The days start at 7:30AM, where students often drop-in to pre-round on their patients. From 8:00-9:00, there is morning report. The team then meets from 9:00-10:00 to catch everyone up on their patients. From 10:00-12:00, you see your patients, until 12:30, when instead of lunch you have an hour of teaching. The rest of the afternoon consists of more rounding on patients, teaching, and team meetings. Usually you get to go home at 6:00PM, unless you are on call, which means you are staying until about 12:30PM the next day. That’s the quick and dirty.
Overall, it really wasn’t as bad as everyone made it out to seem. In fact, a lot of it I enjoyed. There is really cool stuff to learn, I loved the people I worked with, and I made some great connections with my patients. The biggest set-back was having all of our exams at the end of the block, so we often had to spend the evenings (or between rounding) studying.
For anyone reading this who has a CTU rotation coming-up, there are a few survival tips that can really make life easier. They seem pretty obvious, but you’d be surprised how greatly things can change when you’ve been on call for 30 hours strait, and being paged at 4:30AM about a patient’s oxygen mask falling off.

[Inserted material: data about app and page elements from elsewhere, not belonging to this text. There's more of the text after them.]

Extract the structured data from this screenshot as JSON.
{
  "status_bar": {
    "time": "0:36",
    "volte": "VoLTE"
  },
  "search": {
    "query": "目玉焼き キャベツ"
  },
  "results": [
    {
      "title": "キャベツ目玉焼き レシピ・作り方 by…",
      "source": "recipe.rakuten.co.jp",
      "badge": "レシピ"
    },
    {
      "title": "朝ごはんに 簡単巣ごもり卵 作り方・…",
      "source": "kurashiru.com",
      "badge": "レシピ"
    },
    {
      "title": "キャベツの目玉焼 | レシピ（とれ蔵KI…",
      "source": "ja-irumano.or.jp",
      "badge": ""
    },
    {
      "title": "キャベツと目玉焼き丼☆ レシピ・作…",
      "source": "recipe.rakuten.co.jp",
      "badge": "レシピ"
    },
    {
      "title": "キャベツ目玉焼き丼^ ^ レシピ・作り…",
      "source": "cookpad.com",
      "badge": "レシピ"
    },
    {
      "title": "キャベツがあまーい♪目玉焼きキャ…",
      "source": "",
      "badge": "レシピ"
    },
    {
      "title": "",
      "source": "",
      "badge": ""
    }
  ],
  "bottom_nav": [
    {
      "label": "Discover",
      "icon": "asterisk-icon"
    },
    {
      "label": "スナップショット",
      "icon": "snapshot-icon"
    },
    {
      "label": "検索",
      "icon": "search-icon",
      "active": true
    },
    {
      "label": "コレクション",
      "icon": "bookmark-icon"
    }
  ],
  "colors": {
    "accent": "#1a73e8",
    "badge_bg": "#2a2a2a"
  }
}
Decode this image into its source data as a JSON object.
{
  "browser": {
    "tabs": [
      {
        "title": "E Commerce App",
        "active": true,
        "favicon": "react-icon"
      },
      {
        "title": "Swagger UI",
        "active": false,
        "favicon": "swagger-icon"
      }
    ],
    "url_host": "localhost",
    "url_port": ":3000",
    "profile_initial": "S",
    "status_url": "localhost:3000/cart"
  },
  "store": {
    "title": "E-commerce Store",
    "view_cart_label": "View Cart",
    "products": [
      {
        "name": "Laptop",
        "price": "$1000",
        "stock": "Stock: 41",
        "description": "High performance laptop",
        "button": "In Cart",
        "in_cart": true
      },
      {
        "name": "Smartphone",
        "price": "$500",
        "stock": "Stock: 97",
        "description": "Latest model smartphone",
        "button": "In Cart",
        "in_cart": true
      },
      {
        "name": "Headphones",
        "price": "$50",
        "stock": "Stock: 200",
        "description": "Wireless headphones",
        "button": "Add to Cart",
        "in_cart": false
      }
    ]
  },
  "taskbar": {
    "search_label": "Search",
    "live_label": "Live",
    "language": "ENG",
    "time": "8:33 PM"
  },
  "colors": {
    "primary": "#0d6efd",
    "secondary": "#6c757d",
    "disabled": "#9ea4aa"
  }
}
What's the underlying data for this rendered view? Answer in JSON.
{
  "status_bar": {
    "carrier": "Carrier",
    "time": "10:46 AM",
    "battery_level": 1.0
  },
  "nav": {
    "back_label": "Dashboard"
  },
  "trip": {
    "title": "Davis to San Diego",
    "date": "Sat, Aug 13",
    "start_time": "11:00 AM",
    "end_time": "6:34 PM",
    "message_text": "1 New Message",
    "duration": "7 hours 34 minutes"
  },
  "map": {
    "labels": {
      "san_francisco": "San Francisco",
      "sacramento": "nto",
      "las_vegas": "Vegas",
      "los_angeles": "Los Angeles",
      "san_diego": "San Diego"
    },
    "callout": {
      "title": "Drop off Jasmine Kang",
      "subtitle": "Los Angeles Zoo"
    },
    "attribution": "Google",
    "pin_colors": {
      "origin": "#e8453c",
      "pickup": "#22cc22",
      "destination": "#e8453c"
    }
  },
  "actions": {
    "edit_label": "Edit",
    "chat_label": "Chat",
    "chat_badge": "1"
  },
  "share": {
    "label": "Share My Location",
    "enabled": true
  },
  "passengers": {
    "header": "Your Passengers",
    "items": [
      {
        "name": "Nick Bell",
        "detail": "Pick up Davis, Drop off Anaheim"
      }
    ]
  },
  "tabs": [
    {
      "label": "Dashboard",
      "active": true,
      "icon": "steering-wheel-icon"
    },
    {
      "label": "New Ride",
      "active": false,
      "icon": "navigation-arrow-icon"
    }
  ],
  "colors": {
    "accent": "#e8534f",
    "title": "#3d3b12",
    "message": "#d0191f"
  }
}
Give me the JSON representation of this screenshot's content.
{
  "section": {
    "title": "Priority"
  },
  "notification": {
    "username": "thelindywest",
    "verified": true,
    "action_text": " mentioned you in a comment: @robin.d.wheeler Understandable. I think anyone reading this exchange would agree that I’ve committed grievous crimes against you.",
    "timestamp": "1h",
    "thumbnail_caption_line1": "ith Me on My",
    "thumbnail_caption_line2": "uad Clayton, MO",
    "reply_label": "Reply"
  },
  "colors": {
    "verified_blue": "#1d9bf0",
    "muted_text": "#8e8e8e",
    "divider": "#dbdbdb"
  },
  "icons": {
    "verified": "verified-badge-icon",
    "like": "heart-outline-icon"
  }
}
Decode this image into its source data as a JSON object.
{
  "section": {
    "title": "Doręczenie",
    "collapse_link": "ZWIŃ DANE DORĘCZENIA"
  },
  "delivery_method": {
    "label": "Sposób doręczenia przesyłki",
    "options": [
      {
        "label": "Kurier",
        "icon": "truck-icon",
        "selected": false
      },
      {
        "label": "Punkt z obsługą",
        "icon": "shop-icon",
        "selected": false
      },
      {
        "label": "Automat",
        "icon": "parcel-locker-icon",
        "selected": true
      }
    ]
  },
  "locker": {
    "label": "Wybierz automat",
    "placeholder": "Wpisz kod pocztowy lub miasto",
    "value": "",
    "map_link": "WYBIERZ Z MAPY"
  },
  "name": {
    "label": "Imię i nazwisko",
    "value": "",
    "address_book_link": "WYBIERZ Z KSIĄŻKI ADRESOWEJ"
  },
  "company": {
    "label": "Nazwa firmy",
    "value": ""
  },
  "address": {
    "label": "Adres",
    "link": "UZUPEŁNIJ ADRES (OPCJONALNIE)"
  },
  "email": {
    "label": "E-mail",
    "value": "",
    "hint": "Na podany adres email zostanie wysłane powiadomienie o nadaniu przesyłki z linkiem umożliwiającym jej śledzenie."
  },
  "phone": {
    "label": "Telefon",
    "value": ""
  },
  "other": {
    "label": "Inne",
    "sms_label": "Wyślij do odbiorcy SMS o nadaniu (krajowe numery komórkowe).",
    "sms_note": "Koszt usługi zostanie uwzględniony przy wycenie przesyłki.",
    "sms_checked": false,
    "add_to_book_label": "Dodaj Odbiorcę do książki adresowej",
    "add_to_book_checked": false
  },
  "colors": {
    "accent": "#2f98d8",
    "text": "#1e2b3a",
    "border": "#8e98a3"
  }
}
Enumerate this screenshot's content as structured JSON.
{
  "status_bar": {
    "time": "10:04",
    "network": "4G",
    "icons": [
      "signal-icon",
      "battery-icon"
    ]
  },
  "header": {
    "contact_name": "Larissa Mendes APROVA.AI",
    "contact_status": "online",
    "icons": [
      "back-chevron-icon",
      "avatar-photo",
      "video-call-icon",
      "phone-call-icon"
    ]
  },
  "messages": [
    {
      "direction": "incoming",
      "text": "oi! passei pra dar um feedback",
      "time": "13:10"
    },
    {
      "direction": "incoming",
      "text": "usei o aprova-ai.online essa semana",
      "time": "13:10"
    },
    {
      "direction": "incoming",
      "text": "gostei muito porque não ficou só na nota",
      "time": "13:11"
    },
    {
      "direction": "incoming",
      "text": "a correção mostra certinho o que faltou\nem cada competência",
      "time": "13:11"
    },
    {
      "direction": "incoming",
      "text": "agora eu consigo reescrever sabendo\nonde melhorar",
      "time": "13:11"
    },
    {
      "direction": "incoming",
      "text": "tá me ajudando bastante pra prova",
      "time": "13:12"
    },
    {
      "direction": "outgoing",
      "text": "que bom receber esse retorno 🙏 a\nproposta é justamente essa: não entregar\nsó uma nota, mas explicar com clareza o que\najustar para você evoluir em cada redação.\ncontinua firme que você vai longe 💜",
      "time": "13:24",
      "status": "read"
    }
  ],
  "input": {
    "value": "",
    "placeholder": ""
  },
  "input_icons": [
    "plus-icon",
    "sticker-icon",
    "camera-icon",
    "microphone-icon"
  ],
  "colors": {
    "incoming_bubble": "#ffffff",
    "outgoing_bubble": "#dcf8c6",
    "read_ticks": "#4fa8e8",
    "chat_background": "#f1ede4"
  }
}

Tip number one: always be super friendly. To everyone. You are going to be working long hours, usually with the same people. Everyone will be tired and overworked, and everyone will appreciate having a genuine and kind person to work with. Trust me, not only will it make your day better, but people will repay your kindness by making your life easier. Number two: be prepared to work long and hard hours. Do what you can to help make the life of your residents easier. This is one of the few rotations where you can actually help, as opposed to mostly being a hazard. Number three: make the most of learning opportunities. You will get the opportunity to not only gain huge amounts of knowledge, but also to master physical exam skills. This is one of the few rotations where you can do this, and nothing is expected from us at this point. I would much rather admit to not finding someone’s JVP now, than at 3:30AM as a resident. Lastly, don’t give-up on your hobbies/social life. It is a challenging six weeks, but having something to look forward to when you get home is key. Medicine is a marathon, not a sprint!